The Case of the $5000 LP
Endless Boogie's guitarist Paul Major is doing an outsider psych column for us now. The first one is about Stonewall, an obscure 70s act with a record on Tiger Lily Records, a mob-connected tax scam label.
That's Paul holding his prized Stonewall LP, which is priced at around $5000.
Maybe you haven't heard of Tiger Lily Records. If not, you should look into it: it's a now-defunct label that issued dozens of LPs seemingly simultaneously in 1976. It's widely believed to have been a tax scam run by the notorious Morris Levy, a Genovese-connected NYC mogul who also owned Roulette Records - you may not know Roulette either, but you're probably familiar with some of the heavy-hitters in their stable: Dinah Washington, Tommy James & The Shondells, and Count Basie all released music through Roulette. Levy is an endlessly interesting character - you can read about him in the excellent 1993 book "Stiffed: A True Story of MCA, The Music Business and The Mafia," by William Knoedelseder. He's also the model for Hesh Rabkin, Tony's buddy on the Sopranos.
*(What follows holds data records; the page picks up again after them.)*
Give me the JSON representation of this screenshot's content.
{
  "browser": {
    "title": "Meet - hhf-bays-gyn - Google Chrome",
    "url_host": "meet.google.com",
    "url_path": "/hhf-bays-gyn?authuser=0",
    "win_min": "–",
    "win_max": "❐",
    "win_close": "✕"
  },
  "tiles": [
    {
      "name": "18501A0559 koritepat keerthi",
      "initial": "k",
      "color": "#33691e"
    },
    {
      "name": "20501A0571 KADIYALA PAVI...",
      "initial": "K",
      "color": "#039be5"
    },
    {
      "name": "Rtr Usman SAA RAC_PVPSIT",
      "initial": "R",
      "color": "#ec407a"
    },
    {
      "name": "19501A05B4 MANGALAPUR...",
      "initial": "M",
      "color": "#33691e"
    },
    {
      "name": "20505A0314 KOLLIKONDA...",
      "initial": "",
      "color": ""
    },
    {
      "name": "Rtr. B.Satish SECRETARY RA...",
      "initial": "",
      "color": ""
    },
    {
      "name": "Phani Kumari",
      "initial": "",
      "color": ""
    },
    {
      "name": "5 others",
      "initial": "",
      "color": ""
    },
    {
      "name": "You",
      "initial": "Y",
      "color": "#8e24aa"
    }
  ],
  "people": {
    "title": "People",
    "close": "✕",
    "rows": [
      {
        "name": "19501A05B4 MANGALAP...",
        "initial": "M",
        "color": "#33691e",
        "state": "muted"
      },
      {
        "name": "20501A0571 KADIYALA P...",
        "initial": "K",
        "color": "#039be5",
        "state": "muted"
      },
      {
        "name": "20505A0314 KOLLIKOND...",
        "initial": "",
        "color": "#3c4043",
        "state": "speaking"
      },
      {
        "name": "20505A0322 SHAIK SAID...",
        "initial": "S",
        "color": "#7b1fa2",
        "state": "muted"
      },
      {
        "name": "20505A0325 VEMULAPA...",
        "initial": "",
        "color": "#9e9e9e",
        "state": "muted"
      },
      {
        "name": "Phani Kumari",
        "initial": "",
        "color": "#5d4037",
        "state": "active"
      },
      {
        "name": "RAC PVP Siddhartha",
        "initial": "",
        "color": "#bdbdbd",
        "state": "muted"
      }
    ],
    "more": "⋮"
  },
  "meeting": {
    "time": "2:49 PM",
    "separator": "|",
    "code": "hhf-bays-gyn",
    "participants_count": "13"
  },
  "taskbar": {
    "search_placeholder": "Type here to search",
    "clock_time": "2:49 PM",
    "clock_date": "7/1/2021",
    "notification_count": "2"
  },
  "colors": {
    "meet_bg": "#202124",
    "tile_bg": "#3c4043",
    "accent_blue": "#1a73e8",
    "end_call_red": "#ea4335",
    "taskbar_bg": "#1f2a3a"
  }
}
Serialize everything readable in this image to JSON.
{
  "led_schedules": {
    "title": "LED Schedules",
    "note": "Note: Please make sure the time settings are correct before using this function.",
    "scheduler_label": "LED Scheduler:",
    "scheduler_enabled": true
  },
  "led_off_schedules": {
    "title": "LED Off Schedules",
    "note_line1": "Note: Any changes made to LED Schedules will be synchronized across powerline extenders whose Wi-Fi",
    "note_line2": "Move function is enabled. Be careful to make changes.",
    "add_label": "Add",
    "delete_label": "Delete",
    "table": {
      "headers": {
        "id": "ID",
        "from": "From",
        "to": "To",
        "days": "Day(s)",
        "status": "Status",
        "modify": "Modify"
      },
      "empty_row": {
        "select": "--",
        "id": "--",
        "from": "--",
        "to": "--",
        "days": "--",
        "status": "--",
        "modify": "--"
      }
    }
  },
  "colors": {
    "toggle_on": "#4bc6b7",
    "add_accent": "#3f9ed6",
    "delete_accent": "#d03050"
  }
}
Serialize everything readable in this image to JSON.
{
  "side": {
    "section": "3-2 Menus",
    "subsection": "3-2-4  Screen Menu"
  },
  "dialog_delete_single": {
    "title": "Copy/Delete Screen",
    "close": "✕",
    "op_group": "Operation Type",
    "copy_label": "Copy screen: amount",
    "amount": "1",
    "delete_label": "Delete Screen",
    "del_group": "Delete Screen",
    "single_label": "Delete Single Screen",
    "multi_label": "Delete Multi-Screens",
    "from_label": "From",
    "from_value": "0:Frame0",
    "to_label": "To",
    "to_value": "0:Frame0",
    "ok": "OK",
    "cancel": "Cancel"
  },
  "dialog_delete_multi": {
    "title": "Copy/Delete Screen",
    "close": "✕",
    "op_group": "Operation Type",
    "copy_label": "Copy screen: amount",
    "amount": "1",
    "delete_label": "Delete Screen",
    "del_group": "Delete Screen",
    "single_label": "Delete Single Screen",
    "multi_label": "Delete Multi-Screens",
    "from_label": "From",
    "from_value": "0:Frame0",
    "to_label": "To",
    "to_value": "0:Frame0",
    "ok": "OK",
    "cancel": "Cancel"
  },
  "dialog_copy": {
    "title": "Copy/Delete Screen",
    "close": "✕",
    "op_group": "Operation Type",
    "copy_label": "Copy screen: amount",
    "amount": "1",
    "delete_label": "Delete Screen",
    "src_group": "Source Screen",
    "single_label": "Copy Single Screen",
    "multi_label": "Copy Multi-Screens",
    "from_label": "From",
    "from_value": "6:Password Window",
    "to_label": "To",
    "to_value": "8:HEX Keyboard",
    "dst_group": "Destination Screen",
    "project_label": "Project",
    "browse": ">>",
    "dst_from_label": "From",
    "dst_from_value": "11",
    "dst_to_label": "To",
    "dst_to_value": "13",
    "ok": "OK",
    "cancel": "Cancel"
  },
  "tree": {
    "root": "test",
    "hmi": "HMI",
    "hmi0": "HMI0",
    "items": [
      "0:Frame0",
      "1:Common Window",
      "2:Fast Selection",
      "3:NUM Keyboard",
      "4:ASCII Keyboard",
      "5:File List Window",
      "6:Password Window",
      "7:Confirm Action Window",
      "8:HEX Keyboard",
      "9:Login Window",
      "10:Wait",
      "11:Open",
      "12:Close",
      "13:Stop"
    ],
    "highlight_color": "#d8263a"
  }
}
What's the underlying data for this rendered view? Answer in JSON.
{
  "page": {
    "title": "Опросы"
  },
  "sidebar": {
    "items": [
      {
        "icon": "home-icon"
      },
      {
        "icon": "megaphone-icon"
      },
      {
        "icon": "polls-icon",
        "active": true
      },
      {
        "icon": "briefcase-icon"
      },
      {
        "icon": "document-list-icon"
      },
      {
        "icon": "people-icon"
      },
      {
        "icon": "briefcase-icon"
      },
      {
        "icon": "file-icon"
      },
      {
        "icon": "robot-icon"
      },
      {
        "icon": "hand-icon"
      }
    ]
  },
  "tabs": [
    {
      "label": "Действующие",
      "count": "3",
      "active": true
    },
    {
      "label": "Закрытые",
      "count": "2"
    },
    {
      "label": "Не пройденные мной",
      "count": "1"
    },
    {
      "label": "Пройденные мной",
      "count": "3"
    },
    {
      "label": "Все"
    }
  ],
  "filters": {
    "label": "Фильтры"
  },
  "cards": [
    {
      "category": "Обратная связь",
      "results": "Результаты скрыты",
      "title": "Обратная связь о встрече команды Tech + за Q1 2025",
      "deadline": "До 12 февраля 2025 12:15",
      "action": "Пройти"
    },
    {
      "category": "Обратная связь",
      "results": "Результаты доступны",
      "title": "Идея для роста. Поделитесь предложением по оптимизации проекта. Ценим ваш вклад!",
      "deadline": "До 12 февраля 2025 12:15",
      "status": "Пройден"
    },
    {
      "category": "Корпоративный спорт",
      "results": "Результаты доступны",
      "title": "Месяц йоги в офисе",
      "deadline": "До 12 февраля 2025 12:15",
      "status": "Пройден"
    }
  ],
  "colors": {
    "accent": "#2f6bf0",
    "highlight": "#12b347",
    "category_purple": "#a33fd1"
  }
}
Tiger Lily was run as a subsidiary to Roulette - tons of records were pressed and written off as "unsold," a huge tax loss that would help the "real" label stay profitable. LPs on Tiger Lily came in all styles, and many were never meant to be sold. Bands would send Levy a demo tape, and then find out years later that Tiger Lily had released it without their permission.
At this point, nearly every obscure band with a killer hard rock LP on Tiger Lily has been found, but there's still no trace of one of my favorites: Stonewall. There have only been about five copies of the record found, and one of them went for $5000 dollars. I found one in the 80s through a friend's private sale list. I picked it up without really thinking about it, and tried to sell it for $65 bucks. Fortunately, nobody grabbed it before I heard it, peeled myself of the ceiling, and took the for sale sign down.
The names of Stonewall's members listed on this Italian Akarma label reissue are bogus - the singer was found, however, and has no idea what happened. The band had no problem getting loose and brutal in the studio in the early 70s. Fantastic crunching guitar, heavy stormy grooves, killer songs, and a singer who vibes like a trailer park Ozzy in the early stages of a meth binge. The record opens with "Right On," an invocation to "come on over to our shack" and get wild. "Outer Spaced" is the peak, the singer channeling bizarre visions while riding a tidal wave of pulverizing guitar and organ. Shoots you off like a rocket and flattens you like a steamroller simultaneously:
Attention DJs: need a secret weapon to deploy when that moment comes to blow the lid off the room? "Outer Spaced" will do it every time!
Paul is in the deeply heavy psych/fuzz rock band Endless Boogie. They are the secret favorite group of every good musician in New York.